More on Trowbridge
Human habitation in the Trowbridge area goes back thousands of years. There is evidence that agriculture has been performed here as far back as 3,000 years ago. The town however probably did not materialize until the Anglo-Saxon period. It was listed in the Domesday Book of 1086 as Straburg, a name it was known at that time.
The first mention of Trowbridge was in the seige of Trowbridge Castle in 1139, suggesting that the castle was built before then, and the name Trowbridge was already in use. In the Middle Ages, the town had a tradition in weaving. This developed in the 13th century into a thriving textile industry.
The arrival of the Industrial Revolution was met by opposition from workers of the weaving industry, fearful of a loss of jobs. This erupted into the riots of 1785 and 1792. Trowbridge was one of the major textile producing towns in the 19th century, when it had over two thousand wool-producing factories. The industry faced a decline beginning in the late 19th century, and the last mill closed in 1982.
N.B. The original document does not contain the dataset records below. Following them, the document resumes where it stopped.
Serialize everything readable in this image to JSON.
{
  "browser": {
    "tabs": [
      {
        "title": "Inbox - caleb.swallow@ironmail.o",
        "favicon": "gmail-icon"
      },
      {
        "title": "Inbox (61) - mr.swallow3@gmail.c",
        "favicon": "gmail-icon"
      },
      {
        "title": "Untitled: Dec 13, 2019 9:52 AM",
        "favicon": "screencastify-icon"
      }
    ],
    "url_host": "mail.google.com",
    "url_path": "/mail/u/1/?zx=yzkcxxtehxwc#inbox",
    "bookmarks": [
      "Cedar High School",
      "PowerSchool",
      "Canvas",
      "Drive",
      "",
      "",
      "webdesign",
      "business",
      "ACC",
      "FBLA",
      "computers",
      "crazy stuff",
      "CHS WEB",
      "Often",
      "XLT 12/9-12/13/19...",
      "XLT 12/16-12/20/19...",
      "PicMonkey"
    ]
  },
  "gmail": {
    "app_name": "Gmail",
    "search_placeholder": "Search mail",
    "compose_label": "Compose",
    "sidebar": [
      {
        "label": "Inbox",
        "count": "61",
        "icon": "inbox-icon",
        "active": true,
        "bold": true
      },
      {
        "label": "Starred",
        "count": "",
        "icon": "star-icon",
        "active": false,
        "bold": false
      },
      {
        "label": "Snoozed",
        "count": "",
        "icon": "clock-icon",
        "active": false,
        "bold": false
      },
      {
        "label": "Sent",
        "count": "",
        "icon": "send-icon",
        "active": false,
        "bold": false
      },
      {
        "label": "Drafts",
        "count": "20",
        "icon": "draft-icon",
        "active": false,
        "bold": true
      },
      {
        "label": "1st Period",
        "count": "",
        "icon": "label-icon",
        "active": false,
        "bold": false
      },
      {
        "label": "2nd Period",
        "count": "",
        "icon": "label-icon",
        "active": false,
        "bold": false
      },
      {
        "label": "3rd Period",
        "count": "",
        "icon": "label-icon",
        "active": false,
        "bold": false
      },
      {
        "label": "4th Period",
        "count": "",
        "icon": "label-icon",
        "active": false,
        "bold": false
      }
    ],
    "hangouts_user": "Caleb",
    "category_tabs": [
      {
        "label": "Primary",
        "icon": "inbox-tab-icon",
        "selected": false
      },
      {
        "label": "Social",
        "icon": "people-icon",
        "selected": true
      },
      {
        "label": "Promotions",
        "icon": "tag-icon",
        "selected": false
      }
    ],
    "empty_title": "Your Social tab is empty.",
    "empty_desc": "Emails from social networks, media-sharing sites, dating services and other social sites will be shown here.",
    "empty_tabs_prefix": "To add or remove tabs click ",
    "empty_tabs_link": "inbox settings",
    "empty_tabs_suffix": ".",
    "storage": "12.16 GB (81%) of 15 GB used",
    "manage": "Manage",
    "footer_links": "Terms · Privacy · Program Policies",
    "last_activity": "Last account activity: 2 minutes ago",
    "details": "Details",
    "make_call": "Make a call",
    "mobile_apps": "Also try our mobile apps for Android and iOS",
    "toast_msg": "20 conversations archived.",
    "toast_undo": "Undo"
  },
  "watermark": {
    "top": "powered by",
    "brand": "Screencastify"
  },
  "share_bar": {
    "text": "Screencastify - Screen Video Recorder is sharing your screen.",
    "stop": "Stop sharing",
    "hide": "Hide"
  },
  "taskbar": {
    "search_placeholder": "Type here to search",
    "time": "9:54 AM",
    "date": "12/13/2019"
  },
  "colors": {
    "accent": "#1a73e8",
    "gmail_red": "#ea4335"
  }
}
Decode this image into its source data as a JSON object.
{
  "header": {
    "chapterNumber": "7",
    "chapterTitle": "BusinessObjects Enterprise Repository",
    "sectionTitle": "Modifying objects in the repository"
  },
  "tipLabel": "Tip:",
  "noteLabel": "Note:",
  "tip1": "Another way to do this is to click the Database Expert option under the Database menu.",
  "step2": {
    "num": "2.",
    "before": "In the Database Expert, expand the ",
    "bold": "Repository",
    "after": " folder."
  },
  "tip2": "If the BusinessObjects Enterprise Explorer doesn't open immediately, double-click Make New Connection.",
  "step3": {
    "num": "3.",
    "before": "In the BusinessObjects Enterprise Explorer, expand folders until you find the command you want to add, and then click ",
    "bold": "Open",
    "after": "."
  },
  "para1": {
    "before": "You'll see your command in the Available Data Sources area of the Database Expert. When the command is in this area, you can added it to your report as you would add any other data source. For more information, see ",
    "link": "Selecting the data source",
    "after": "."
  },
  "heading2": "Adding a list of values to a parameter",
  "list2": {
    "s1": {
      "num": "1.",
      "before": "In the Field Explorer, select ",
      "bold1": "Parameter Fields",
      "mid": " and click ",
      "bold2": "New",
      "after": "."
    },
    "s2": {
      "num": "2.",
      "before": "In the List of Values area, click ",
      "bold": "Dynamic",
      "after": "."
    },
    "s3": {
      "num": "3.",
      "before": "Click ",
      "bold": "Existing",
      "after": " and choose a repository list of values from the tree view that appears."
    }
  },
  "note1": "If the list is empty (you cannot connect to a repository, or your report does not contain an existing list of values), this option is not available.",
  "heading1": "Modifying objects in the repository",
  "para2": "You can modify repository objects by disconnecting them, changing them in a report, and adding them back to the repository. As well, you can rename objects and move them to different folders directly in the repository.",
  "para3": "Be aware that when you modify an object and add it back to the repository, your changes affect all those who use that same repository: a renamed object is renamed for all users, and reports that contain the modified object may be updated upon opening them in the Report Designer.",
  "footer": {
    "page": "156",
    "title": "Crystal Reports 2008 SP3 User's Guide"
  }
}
Today Trowbridge has a well-preserved city center. There are many buildings particularly within the Newtown conservation area, that are today protected, including six Grade I listed heritage buildings.
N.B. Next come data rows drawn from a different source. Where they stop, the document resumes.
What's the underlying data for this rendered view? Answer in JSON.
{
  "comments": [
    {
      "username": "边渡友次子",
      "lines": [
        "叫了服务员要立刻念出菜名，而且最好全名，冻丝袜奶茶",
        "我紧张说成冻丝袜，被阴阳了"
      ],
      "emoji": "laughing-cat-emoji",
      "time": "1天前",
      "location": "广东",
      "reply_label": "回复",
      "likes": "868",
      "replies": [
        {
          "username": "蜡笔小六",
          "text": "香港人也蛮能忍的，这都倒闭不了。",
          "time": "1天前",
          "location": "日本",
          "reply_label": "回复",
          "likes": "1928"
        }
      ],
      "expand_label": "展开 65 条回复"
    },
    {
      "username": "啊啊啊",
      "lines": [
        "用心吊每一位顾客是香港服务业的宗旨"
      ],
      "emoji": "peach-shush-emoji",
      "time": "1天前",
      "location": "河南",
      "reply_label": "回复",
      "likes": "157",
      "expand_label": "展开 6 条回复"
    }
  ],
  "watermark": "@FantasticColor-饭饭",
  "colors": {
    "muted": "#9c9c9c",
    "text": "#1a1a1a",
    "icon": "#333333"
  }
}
London take the M4 motorway to Junction 17, then continue south on the A350 road until roundabout with the A361 road. Head west on the A361 to arrive in Trowbridge.
Sights & Attractions to visit in Trowbridge
- Holy Trinity Church, Trowbridge
Anglican parish church completed in 1838.